Assistance in Tigray and to refugee camps could resume by the second half of July after the World Food Program received positive feedback from the relevant authorities, Valerie Guarnieri, WFP Assistant Executive Director for Program and Policy Development, said, adding she hoped that would spur a swift resumption of distributions more widely.
The World Food Program paused food aid to the northern Tigray region in May, and then to all of Ethiopia this month, in response to widespread theft of donations.
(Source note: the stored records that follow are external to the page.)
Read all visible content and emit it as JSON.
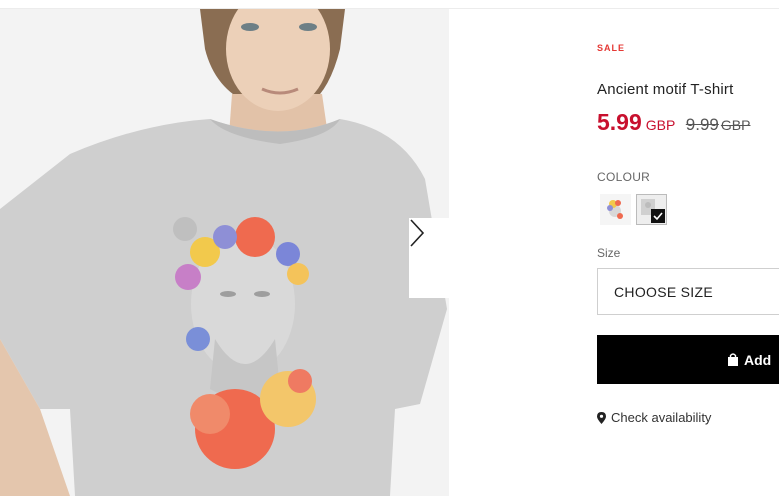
{
  "product": {
    "badge": "SALE",
    "title": "Ancient motif T-shirt",
    "price": "5.99",
    "price_currency": "GBP",
    "old_price": "9.99",
    "old_price_currency": "GBP",
    "sale_color": "#c8102e"
  },
  "gallery": {
    "next_icon": "chevron-right-icon"
  },
  "colour": {
    "label": "COLOUR",
    "swatches": [
      {
        "name": "print-variant-1",
        "selected": false
      },
      {
        "name": "print-variant-2",
        "selected": true
      }
    ]
  },
  "size": {
    "label": "Size",
    "placeholder": "CHOOSE SIZE"
  },
  "add_button": {
    "label": "Add",
    "icon": "shopping-bag-icon"
  },
  "availability": {
    "label": "Check availability",
    "icon": "location-pin-icon"
  }
}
In both cases, its announcements came just after the United States said it was doing the same.
Guarnieri said the agency wanted to reduce the authority of local and regional government officials to decide who qualified for food aid.
"We would want to have a much more direct involvement ourselves as WFP and our partner non-governmental organisations in the process of selecting beneficiaries," Guarnieri told Reuters.
She said WFP investigators had identified weaknesses in the agency's monitoring systems, particularly in Tigray, where donors surged aid after a November peace deal ended the war.
Guarnieri defended WFP's decision to halt food distribution as necessary to ensure donations are reaching those who need them.
"I think the kind of reforms that are needed probably required a rather drastic step to undertake the changes," she said.
Neither WFP nor the U.S. Agency for International Development (USAID) have said who benefited from the thefts, but an internal briefing by a group of foreign donors said USAID believed some food has gone to Ethiopian military units.
Guarnieri said she had no information about who was behind the diversions and was awaiting the results of investigations.
Ethiopia's government has said it is investigating the allegations but also criticized the aid cuts, saying they would deepen a humanitarian crisis.
Ethiopia's army has denied receiving stolen food.